Supplements, why Take the Risk?
Contaminated supplements have been blamed for a number of positive drug tests in recent years, and the situation is not improving.
The Olympic Movement and many national drug agencies now have a policy of "strict liability", whereby individual athletes are solely responsible for whatever substance that is found in their bodies. It doesn't matter whether the banned substance was taken inadvertently or not. The fact that it is there is enough for them to test positive, and thereby attract a suspension.
In 2000, a British review panel concluded that the risk of ingesting nandrolone via the "normal everyday consumption of food" was negligible. However, they did note that "athletes could be at risk if they consumed supplements which have little or no regulation of their contents."
Supplement Contamination Issue
In October 2000, the IOC commissioned a study on the prevalence of banned substances in nutritional supplements.
A total of 634 non-hormonal nutritional supplements from 13 countries and 215 different suppliers were tested in the study. The results showed that an incredible 94 samples (14.8%) were found to contain unlisted substances that would lead to a positive doping test.
"The IOC hopes the results of this study demonstrate to governments and the industry the need for greater quality control to ensure substances not found on the label are not found in the product. The IOC Medical Commission recommends controls, similar to those pertaining to the manufacture of pharmaceuticals, be applied to the production of nutritional supplements."
How Do Supplements Get Contaminated?
The lack of quality assurance is blamed for the high number of supplement contaminations.
On the basis of the Cologne study, it seems that the only way to guarantee you will never test positive from a contaminated supplement is not to buy one manufactured in the USA, the Netherlands, the UK, Italy or Germany. If all athletes boycotted these supplements, then the multi-billion dollar industry might wake up and call for more regulation.

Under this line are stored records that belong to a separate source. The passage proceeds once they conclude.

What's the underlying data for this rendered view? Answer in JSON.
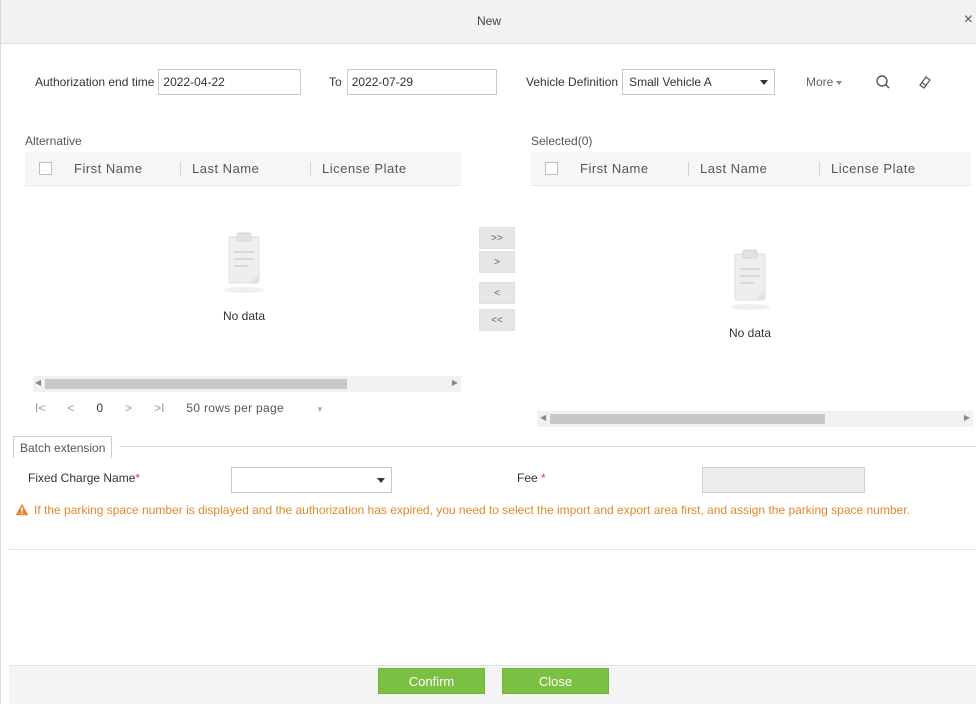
{
  "dialog": {
    "title": "New",
    "close_label": "×"
  },
  "filters": {
    "auth_end_label": "Authorization end time",
    "auth_start_value": "2022-04-22",
    "to_label": "To",
    "auth_end_value": "2022-07-29",
    "vehicle_def_label": "Vehicle Definition",
    "vehicle_def_value": "Small Vehicle A",
    "more_label": "More"
  },
  "alternative": {
    "title": "Alternative",
    "columns": [
      "First Name",
      "Last Name",
      "License Plate"
    ],
    "empty_text": "No data",
    "pager": {
      "first": "I<",
      "prev": "<",
      "page": "0",
      "next": ">",
      "last": ">I",
      "rows_per_page": "50 rows per page"
    }
  },
  "selected": {
    "title": "Selected(0)",
    "columns": [
      "First Name",
      "Last Name",
      "License Plate"
    ],
    "empty_text": "No data"
  },
  "transfer_buttons": [
    ">>",
    ">",
    "<",
    "<<"
  ],
  "batch": {
    "tab_label": "Batch extension",
    "fixed_charge_label": "Fixed Charge Name",
    "fixed_charge_value": "",
    "fee_label": "Fee",
    "fee_value": "",
    "required_mark": "*",
    "warning": "If the parking space number is displayed and the authorization has expired, you need to select the import and export area first, and assign the parking space number."
  },
  "footer": {
    "confirm_label": "Confirm",
    "close_label": "Close"
  },
  "colors": {
    "primary_green": "#7ac143",
    "warning_orange": "#e08a2a",
    "required_red": "#e23b3b"
  }
}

Are Supplements Necessary?
The short answer to this question is a qualified "yes." Sports nutrition has come a long way in the last 20 years.